The mechanism commonly used to investigate serious adverse events is root cause analysis (RCA). RCA will be discussed only briefly in Case-A8



RCA is a structured retrospective investigation that has gained  prominence with the rise of the quality movement hemovigilance and the requirement to analyse sentinel events

* Hemovigilance: systematic monitoring of adverse events of transfusion, for example:

* Sentinel events: unexpected events involving death or serious injury, or the risk thereof


RCA's purpose is to identify the causes, including basic and contributing factors, of an adverse event or "near miss," and the actions necessary to prevent them from happening in the future. Put another way, the goals of RCA investigations are to identify>

  • what happened (unsafe act)

  • how it happened (human or technologic behavior)

  • why it happened (contributory factors)

  • how to prevent it from happening again


Not all adverse events merit RCA. Some merit a routine investigation in which basic facts are gathered and others merit an expanded investigation requiring more time and resources.  An expanded investigation using RCA is based on risk to the patient and risk to the organization.


Root causes have certain common characteristics.

Cause and effect

To be a root cause, the putative cause must show cause and effect, i.e., show a clear link from the root cause to the adverse event being investigated. Suppose that a root cause is identified as insufficient training. The root cause should demonstrate that a specific training deficiency caused the error. For example:

  • The nurse administered blood to the wrong patient due to not having been trained in procedures for checking patient identity prior to initiating  transfusions.

  • The physician failed to prescribe irradiated blood due to not having been trained in current transfusion guidelines for preventing graft-versus-host disease.

Duty to act

Failure to act in a certain way is causal only if there is a pre-existing duty to act. For example:

  • Doctor's failure to prescribe irradiated blood products can only be causal if there was a requirement  to prescribe irradiated products in the first place. 

  • Technologist's failure to look up the patient's history in the LIS can only be causal if there was a requirement  to do a history check.

The duty to act usually arises from professional standards and practice guidelines.

Other characteristics of RCA

  • RCA is interdisciplinary and involves those closest to the process.

  • RCA asks what and why until all aspects of the process are reviewed and all contributing factors are identified.
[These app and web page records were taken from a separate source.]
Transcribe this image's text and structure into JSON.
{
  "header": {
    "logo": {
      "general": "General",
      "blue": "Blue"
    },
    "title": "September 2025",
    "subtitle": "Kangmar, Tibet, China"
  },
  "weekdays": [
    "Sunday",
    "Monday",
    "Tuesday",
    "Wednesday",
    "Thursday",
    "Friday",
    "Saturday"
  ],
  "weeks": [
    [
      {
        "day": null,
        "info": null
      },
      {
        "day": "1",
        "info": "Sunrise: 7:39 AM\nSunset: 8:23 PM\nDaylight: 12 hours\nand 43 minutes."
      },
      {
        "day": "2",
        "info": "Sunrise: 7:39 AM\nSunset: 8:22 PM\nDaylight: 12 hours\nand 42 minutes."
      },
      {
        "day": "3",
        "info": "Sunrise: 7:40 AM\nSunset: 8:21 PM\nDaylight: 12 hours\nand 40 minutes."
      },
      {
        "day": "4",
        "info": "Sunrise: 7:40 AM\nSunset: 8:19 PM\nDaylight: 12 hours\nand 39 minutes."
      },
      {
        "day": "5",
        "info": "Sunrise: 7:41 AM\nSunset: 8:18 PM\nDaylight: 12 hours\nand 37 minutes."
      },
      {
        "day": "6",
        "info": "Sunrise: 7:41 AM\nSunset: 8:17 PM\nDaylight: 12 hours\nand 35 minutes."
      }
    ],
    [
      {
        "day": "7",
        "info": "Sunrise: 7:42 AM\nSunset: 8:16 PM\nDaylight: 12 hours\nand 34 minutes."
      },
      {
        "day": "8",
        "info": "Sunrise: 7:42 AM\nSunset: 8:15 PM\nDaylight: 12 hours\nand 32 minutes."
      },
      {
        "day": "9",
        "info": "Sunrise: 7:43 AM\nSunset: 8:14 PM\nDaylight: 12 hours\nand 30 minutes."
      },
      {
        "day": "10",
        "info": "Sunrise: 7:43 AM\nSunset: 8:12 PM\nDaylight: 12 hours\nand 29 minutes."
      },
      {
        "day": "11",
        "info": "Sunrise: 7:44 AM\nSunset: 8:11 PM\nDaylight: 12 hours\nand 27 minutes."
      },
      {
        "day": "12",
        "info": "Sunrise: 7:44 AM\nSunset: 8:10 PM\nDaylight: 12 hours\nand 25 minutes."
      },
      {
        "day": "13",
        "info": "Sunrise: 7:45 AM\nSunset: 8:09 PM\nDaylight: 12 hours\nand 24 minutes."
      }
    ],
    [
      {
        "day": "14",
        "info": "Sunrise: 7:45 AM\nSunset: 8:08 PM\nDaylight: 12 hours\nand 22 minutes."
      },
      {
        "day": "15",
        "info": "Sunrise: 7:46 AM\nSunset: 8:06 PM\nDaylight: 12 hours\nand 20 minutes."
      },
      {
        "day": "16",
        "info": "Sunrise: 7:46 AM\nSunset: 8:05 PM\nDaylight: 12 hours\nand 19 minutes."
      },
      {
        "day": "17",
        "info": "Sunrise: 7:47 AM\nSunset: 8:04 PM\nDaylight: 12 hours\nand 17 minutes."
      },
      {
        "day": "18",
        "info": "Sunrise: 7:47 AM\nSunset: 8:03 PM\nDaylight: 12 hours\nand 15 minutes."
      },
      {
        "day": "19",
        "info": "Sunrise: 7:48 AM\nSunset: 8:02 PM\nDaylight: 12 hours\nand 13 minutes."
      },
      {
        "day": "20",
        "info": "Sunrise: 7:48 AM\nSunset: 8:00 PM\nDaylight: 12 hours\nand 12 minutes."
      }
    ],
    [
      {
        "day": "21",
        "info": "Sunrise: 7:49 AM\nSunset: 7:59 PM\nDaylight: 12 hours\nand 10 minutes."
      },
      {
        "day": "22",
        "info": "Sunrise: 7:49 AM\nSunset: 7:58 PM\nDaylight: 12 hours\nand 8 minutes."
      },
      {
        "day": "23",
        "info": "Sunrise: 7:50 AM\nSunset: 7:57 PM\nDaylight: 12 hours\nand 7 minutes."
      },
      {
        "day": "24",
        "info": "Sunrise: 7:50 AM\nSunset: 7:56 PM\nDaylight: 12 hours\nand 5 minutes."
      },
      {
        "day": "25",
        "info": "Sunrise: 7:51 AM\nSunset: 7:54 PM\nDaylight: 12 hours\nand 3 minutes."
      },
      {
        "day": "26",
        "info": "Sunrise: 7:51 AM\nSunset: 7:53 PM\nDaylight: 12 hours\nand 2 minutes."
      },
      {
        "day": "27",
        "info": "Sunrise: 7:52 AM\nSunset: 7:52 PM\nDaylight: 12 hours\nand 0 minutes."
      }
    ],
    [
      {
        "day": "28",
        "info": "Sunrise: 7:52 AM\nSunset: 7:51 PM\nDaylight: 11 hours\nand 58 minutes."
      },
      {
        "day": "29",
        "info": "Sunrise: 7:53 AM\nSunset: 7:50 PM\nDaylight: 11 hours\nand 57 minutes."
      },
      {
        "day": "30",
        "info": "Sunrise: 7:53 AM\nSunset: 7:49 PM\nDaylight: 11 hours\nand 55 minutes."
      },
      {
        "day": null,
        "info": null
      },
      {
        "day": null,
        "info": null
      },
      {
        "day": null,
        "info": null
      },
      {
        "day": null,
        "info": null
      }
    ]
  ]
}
Digging deeper into causes requires investigators to give up preconceived biases deriving from past experiences and the natural tendency of busy people to find a reason quickly so as to conserve time. Like icebergs, many true causes of  transfusion errors are below the surface and not immediately apparent.

  • RCA focuses on systems and processes, not individual performance, which fits with the quality system blame-free approach to error management.
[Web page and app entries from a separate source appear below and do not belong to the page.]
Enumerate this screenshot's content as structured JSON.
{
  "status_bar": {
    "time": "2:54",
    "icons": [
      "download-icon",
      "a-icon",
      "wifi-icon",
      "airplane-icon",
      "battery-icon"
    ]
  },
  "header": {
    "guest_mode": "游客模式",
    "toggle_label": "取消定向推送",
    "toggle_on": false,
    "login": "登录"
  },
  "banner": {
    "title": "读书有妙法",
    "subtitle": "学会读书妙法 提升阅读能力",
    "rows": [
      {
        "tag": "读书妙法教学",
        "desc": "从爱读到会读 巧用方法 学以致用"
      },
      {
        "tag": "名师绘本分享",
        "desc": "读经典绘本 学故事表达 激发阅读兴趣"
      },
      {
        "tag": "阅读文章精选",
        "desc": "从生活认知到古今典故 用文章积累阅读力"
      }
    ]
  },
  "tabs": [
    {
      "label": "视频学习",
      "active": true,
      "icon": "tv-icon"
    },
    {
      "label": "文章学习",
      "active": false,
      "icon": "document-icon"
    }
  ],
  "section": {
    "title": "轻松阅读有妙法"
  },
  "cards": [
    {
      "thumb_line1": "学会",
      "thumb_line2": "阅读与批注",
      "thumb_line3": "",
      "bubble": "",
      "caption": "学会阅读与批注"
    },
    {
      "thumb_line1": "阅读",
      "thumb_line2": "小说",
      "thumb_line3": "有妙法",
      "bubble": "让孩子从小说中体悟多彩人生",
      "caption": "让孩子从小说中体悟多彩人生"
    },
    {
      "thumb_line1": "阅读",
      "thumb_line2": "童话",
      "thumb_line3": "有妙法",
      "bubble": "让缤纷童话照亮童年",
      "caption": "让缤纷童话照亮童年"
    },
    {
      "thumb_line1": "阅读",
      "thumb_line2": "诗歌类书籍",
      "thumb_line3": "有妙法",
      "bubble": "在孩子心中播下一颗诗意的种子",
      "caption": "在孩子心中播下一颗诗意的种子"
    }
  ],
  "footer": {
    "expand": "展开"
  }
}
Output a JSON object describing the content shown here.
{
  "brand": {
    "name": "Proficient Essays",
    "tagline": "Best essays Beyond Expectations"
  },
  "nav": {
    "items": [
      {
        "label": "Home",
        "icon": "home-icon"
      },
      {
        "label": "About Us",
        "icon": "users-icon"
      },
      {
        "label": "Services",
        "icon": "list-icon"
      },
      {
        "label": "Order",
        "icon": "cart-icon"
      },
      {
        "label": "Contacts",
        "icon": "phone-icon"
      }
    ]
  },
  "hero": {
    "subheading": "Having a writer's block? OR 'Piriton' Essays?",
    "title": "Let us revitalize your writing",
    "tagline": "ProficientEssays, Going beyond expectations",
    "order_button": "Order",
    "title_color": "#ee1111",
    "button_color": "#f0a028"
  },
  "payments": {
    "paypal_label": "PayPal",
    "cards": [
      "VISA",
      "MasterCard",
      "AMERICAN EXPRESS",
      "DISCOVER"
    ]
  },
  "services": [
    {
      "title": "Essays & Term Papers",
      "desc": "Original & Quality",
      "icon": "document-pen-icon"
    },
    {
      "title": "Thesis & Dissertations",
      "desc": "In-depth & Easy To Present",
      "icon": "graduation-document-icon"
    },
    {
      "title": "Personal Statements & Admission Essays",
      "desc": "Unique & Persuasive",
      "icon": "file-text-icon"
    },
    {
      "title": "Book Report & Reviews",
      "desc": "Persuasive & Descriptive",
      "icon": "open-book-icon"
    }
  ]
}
  • Most medical errors are not due to incompetent workers but rather due to flaws in the system. These flaws are referred to as "latent errors" and represent breakdowns in the system that made the error more likely to happen.  Since the system contributes to most medical errors, the tendency to blame the individual healthcare provider diminishes.

  • RCA involves quality improvement by identifying changes that could be made in systems and processes  to improve performance and reduce the risk of adverse events or near misses recurring. Once identified and implemented, follow-up is needed to assess effectiveness of the corrective action.
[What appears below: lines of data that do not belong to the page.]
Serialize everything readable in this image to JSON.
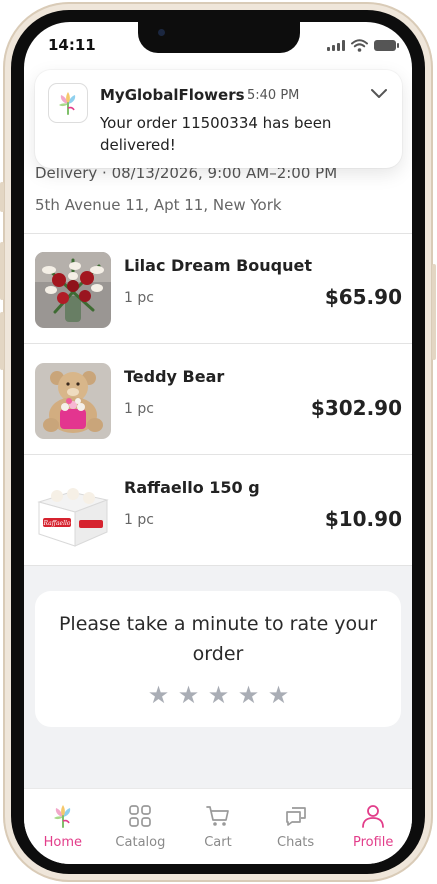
{
  "status_bar": {
    "time": "14:11"
  },
  "notification": {
    "app_name": "MyGlobalFlowers",
    "time": "5:40 PM",
    "message": "Your order 11500334 has been delivered!",
    "icon": "flower-logo-icon"
  },
  "order": {
    "delivery": "Delivery · 08/13/2026, 9:00 AM–2:00 PM",
    "address": "5th Avenue 11, Apt 11, New York",
    "items": [
      {
        "name": "Lilac Dream Bouquet",
        "qty": "1 pc",
        "price": "$65.90",
        "image": "lilac-bouquet-image"
      },
      {
        "name": "Teddy Bear",
        "qty": "1 pc",
        "price": "$302.90",
        "image": "teddy-bear-image"
      },
      {
        "name": "Raffaello 150 g",
        "qty": "1 pc",
        "price": "$10.90",
        "image": "raffaello-box-image"
      }
    ]
  },
  "rating": {
    "prompt": "Please take a minute to rate your order",
    "max_stars": 5,
    "selected_stars": 0
  },
  "tab_bar": {
    "tabs": [
      {
        "label": "Home",
        "icon": "home-flower-icon",
        "active": true
      },
      {
        "label": "Catalog",
        "icon": "grid-icon",
        "active": false
      },
      {
        "label": "Cart",
        "icon": "cart-icon",
        "active": false
      },
      {
        "label": "Chats",
        "icon": "chat-bubbles-icon",
        "active": false
      },
      {
        "label": "Profile",
        "icon": "person-icon",
        "active": false
      }
    ]
  },
  "colors": {
    "accent": "#e23d8a",
    "star_inactive": "#a9adb5",
    "inactive_tab": "#8a8a8a"
  }
}
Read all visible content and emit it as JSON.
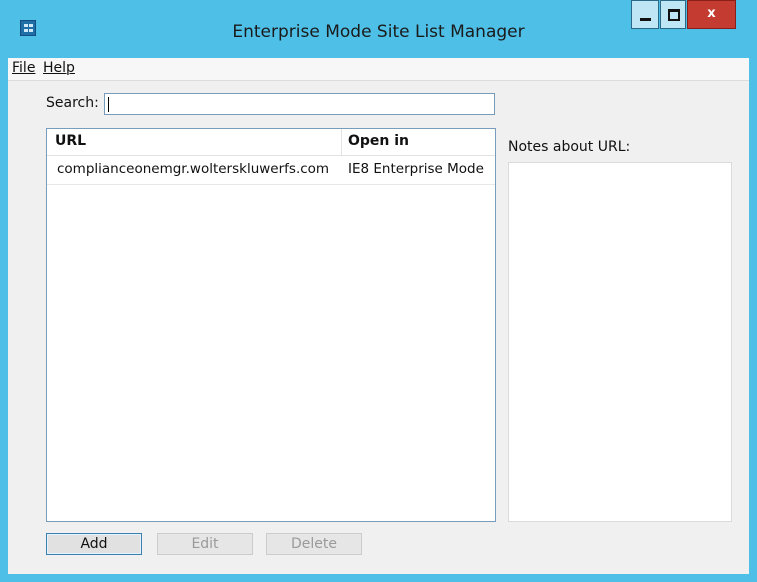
{
  "window": {
    "title": "Enterprise Mode Site List Manager",
    "controls": {
      "minimize": "minimize",
      "maximize": "maximize",
      "close_label": "x"
    },
    "colors": {
      "frame": "#4ec0e8",
      "close": "#c43b31"
    }
  },
  "menubar": {
    "items": [
      {
        "label": "File"
      },
      {
        "label": "Help"
      }
    ]
  },
  "search": {
    "label": "Search:",
    "value": ""
  },
  "table": {
    "columns": [
      "URL",
      "Open in"
    ],
    "rows": [
      {
        "url": "complianceonemgr.wolterskluwerfs.com",
        "open_in": "IE8 Enterprise Mode"
      }
    ]
  },
  "notes": {
    "label": "Notes about URL:",
    "value": ""
  },
  "buttons": {
    "add": "Add",
    "edit": "Edit",
    "delete": "Delete"
  }
}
RCA is a formal process involving highly structured reporting mechanisms. Using standardized categories  facilitates being able to identify and compare

  • adverse events regionally, nationally, and internationally

  • trends in significant types of adverse events and their causes

  • preventative measures

Regardless of the system used, RCA generally includes the following steps:

    1. Gather information. May involve interviews; review of patient charts, nursing notes, medical notes, blood transfusion request forms, transfusion service worksheets and related specimens and donor units, information systems (hospital and laboratory) and more.

    2. Chart the causal factors (factors that if not present would have prevented the adverse event or reduced its severity).  Often there is a proximate cause (immediately visible) and a series of contributing factors or antecedent events. Involves charting the sequence of events that led to the adverse event and the conditions surrounding them.  Hypothetical example:

      • Proximate cause: Technologist failed to look up patient's history in the laboratory information system

      • Contributing factors: Error occurred on evening shift when staffing was short due to last-minute absence of ill staff member; shift was particularly busy due to coping with urgent blood requests for a patient with a ruptured aortic aneurysm; technologist was a new staff member working first shift on her own.

Patent requiring irradiated RBC receives receives un-irradiated blood.

Identifying causal factors can be done using tools such cause and effect diagrams, flowcharts, why-why diagrams, etc. See

  1. Identify the root causes . Involves identifying the underlying causes for each causal factor.

  2. Recommend corrective actions. Depending on the root causes, examples of corrective action many include individual retraining, group education sessions, developing mistake-proofing tools, revising work flow patterns, and improving communication mechanisms.

  3. Implement recommendations.

  4. Assess effectiveness of corrective actions at appropriate intervals.

  5. Consult guidelines and experts as appropriate throughout the investigation.


  1. Why is it important to use standard terminology for root causes?



Part 1: RCA: <--You are here

Part 2: Testing errors

Part 3: Risk management

Part 4: Supervision of students

Part 5: Regulations and standards